• [Problem statement]: Repeat all of the material exactly, with no line missing.

• [Data to process]:
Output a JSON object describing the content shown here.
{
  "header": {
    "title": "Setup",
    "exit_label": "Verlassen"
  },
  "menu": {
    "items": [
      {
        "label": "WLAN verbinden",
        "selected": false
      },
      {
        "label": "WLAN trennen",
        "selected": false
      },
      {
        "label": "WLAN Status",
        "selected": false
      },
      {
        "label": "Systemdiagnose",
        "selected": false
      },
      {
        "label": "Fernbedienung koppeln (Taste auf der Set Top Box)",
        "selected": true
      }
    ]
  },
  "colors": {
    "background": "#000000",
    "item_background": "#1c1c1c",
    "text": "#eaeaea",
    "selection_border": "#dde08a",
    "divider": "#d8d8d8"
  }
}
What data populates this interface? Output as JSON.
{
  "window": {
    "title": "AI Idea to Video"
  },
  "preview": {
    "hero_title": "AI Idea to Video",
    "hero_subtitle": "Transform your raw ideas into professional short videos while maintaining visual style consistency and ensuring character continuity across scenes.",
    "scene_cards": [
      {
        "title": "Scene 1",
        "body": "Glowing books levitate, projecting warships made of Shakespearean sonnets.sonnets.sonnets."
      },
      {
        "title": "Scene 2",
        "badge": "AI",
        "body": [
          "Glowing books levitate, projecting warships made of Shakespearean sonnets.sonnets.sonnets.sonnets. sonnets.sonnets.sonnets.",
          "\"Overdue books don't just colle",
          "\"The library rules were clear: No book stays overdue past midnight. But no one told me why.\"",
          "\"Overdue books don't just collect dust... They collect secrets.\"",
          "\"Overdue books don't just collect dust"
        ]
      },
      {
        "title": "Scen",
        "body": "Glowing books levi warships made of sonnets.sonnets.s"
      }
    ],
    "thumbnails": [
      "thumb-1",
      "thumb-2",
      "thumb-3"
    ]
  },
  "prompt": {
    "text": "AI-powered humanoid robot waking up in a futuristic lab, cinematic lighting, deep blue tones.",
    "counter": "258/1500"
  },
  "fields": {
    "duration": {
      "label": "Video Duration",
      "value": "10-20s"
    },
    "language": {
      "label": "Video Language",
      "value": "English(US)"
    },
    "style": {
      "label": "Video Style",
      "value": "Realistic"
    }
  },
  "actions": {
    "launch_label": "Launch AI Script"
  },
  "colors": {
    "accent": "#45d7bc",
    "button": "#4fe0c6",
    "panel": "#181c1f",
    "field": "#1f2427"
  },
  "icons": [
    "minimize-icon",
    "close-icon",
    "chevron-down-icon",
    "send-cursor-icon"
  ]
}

• [Reply]:
Output a JSON object describing the content shown here.
{
  "header": {
    "title": "Setup",
    "exit_label": "Verlassen"
  },
  "menu": {
    "items": [
      {
        "label": "WLAN verbinden",
        "selected": false
      },
      {
        "label": "WLAN trennen",
        "selected": false
      },
      {
        "label": "WLAN Status",
        "selected": false
      },
      {
        "label": "Systemdiagnose",
        "selected": false
      },
      {
        "label": "Fernbedienung koppeln (Taste auf der Set Top Box)",
        "selected": true
      }
    ]
  },
  "colors": {
    "background": "#000000",
    "item_background": "#1c1c1c",
    "text": "#eaeaea",
    "selection_border": "#dde08a",
    "divider": "#d8d8d8"
  }
}
What data populates this interface? Output as JSON.
{
  "window": {
    "title": "AI Idea to Video"
  },
  "preview": {
    "hero_title": "AI Idea to Video",
    "hero_subtitle": "Transform your raw ideas into professional short videos while maintaining visual style consistency and ensuring character continuity across scenes.",
    "scene_cards": [
      {
        "title": "Scene 1",
        "body": "Glowing books levitate, projecting warships made of Shakespearean sonnets.sonnets.sonnets."
      },
      {
        "title": "Scene 2",
        "badge": "AI",
        "body": [
          "Glowing books levitate, projecting warships made of Shakespearean sonnets.sonnets.sonnets.sonnets. sonnets.sonnets.sonnets.",
          "\"Overdue books don't just colle",
          "\"The library rules were clear: No book stays overdue past midnight. But no one told me why.\"",
          "\"Overdue books don't just collect dust... They collect secrets.\"",
          "\"Overdue books don't just collect dust"
        ]
      },
      {
        "title": "Scen",
        "body": "Glowing books levi warships made of sonnets.sonnets.s"
      }
    ],
    "thumbnails": [
      "thumb-1",
      "thumb-2",
      "thumb-3"
    ]
  },
  "prompt": {
    "text": "AI-powered humanoid robot waking up in a futuristic lab, cinematic lighting, deep blue tones.",
    "counter": "258/1500"
  },
  "fields": {
    "duration": {
      "label": "Video Duration",
      "value": "10-20s"
    },
    "language": {
      "label": "Video Language",
      "value": "English(US)"
    },
    "style": {
      "label": "Video Style",
      "value": "Realistic"
    }
  },
  "actions": {
    "launch_label": "Launch AI Script"
  },
  "colors": {
    "accent": "#45d7bc",
    "button": "#4fe0c6",
    "panel": "#181c1f",
    "field": "#1f2427"
  },
  "icons": [
    "minimize-icon",
    "close-icon",
    "chevron-down-icon",
    "send-cursor-icon"
  ]
}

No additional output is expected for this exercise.